▸ What the task asks
The answer must consist of every record, printed exactly as it stands.

▸ Data extracts
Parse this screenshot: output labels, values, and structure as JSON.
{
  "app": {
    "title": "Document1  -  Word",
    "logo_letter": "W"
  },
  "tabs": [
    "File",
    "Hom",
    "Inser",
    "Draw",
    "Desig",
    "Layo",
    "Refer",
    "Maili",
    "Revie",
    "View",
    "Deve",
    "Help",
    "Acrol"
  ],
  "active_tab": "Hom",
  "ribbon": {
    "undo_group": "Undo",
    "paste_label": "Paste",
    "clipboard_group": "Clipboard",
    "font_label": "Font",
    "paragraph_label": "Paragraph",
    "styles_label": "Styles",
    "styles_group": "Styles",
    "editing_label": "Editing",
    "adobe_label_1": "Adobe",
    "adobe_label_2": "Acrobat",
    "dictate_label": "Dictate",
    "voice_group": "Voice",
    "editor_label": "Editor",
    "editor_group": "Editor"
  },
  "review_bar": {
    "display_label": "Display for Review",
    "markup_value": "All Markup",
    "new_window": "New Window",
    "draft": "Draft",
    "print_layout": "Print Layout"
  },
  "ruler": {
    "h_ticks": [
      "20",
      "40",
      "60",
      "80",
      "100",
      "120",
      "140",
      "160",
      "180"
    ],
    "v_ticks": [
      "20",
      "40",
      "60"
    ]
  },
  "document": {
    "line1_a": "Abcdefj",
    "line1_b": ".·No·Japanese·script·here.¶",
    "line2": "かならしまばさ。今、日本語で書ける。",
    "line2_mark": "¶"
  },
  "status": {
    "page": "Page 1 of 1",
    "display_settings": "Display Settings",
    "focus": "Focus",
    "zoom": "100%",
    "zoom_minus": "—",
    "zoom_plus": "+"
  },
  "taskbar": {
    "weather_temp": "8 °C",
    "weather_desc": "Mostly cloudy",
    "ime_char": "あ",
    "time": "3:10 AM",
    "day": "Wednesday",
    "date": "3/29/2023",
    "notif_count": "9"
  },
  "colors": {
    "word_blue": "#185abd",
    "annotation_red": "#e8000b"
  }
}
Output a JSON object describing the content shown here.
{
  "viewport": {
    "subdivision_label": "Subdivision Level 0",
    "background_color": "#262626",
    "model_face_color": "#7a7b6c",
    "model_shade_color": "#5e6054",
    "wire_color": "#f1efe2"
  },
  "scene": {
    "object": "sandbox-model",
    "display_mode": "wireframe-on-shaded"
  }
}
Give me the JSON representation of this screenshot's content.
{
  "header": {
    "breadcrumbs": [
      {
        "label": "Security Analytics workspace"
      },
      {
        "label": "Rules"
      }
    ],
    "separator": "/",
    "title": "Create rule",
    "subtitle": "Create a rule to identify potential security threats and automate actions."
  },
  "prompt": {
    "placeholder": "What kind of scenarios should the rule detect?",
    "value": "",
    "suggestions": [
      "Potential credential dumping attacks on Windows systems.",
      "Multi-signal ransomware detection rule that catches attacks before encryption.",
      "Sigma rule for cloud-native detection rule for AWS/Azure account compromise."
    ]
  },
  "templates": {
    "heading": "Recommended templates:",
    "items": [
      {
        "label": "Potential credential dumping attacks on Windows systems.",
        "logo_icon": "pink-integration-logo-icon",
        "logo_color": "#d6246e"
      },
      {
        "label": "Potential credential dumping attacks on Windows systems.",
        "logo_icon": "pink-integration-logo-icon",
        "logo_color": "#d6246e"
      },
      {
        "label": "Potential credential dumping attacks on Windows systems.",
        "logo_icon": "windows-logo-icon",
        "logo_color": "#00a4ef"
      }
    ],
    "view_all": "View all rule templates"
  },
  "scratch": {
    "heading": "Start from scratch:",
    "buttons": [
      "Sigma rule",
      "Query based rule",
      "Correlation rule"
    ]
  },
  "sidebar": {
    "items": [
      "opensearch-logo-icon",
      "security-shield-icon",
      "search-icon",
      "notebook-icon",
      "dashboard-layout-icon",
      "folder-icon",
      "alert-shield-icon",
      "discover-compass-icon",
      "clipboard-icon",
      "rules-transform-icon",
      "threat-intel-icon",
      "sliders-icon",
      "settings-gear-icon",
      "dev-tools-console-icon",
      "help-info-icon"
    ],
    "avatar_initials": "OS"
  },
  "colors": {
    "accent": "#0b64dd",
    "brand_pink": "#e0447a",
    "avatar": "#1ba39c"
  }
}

▸ Output for this exercise
Parse this screenshot: output labels, values, and structure as JSON.
{
  "app": {
    "title": "Document1  -  Word",
    "logo_letter": "W"
  },
  "tabs": [
    "File",
    "Hom",
    "Inser",
    "Draw",
    "Desig",
    "Layo",
    "Refer",
    "Maili",
    "Revie",
    "View",
    "Deve",
    "Help",
    "Acrol"
  ],
  "active_tab": "Hom",
  "ribbon": {
    "undo_group": "Undo",
    "paste_label": "Paste",
    "clipboard_group": "Clipboard",
    "font_label": "Font",
    "paragraph_label": "Paragraph",
    "styles_label": "Styles",
    "styles_group": "Styles",
    "editing_label": "Editing",
    "adobe_label_1": "Adobe",
    "adobe_label_2": "Acrobat",
    "dictate_label": "Dictate",
    "voice_group": "Voice",
    "editor_label": "Editor",
    "editor_group": "Editor"
  },
  "review_bar": {
    "display_label": "Display for Review",
    "markup_value": "All Markup",
    "new_window": "New Window",
    "draft": "Draft",
    "print_layout": "Print Layout"
  },
  "ruler": {
    "h_ticks": [
      "20",
      "40",
      "60",
      "80",
      "100",
      "120",
      "140",
      "160",
      "180"
    ],
    "v_ticks": [
      "20",
      "40",
      "60"
    ]
  },
  "document": {
    "line1_a": "Abcdefj",
    "line1_b": ".·No·Japanese·script·here.¶",
    "line2": "かならしまばさ。今、日本語で書ける。",
    "line2_mark": "¶"
  },
  "status": {
    "page": "Page 1 of 1",
    "display_settings": "Display Settings",
    "focus": "Focus",
    "zoom": "100%",
    "zoom_minus": "—",
    "zoom_plus": "+"
  },
  "taskbar": {
    "weather_temp": "8 °C",
    "weather_desc": "Mostly cloudy",
    "ime_char": "あ",
    "time": "3:10 AM",
    "day": "Wednesday",
    "date": "3/29/2023",
    "notif_count": "9"
  },
  "colors": {
    "word_blue": "#185abd",
    "annotation_red": "#e8000b"
  }
}
Output a JSON object describing the content shown here.
{
  "viewport": {
    "subdivision_label": "Subdivision Level 0",
    "background_color": "#262626",
    "model_face_color": "#7a7b6c",
    "model_shade_color": "#5e6054",
    "wire_color": "#f1efe2"
  },
  "scene": {
    "object": "sandbox-model",
    "display_mode": "wireframe-on-shaded"
  }
}
Give me the JSON representation of this screenshot's content.
{
  "header": {
    "breadcrumbs": [
      {
        "label": "Security Analytics workspace"
      },
      {
        "label": "Rules"
      }
    ],
    "separator": "/",
    "title": "Create rule",
    "subtitle": "Create a rule to identify potential security threats and automate actions."
  },
  "prompt": {
    "placeholder": "What kind of scenarios should the rule detect?",
    "value": "",
    "suggestions": [
      "Potential credential dumping attacks on Windows systems.",
      "Multi-signal ransomware detection rule that catches attacks before encryption.",
      "Sigma rule for cloud-native detection rule for AWS/Azure account compromise."
    ]
  },
  "templates": {
    "heading": "Recommended templates:",
    "items": [
      {
        "label": "Potential credential dumping attacks on Windows systems.",
        "logo_icon": "pink-integration-logo-icon",
        "logo_color": "#d6246e"
      },
      {
        "label": "Potential credential dumping attacks on Windows systems.",
        "logo_icon": "pink-integration-logo-icon",
        "logo_color": "#d6246e"
      },
      {
        "label": "Potential credential dumping attacks on Windows systems.",
        "logo_icon": "windows-logo-icon",
        "logo_color": "#00a4ef"
      }
    ],
    "view_all": "View all rule templates"
  },
  "scratch": {
    "heading": "Start from scratch:",
    "buttons": [
      "Sigma rule",
      "Query based rule",
      "Correlation rule"
    ]
  },
  "sidebar": {
    "items": [
      "opensearch-logo-icon",
      "security-shield-icon",
      "search-icon",
      "notebook-icon",
      "dashboard-layout-icon",
      "folder-icon",
      "alert-shield-icon",
      "discover-compass-icon",
      "clipboard-icon",
      "rules-transform-icon",
      "threat-intel-icon",
      "sliders-icon",
      "settings-gear-icon",
      "dev-tools-console-icon",
      "help-info-icon"
    ],
    "avatar_initials": "OS"
  },
  "colors": {
    "accent": "#0b64dd",
    "brand_pink": "#e0447a",
    "avatar": "#1ba39c"
  }
}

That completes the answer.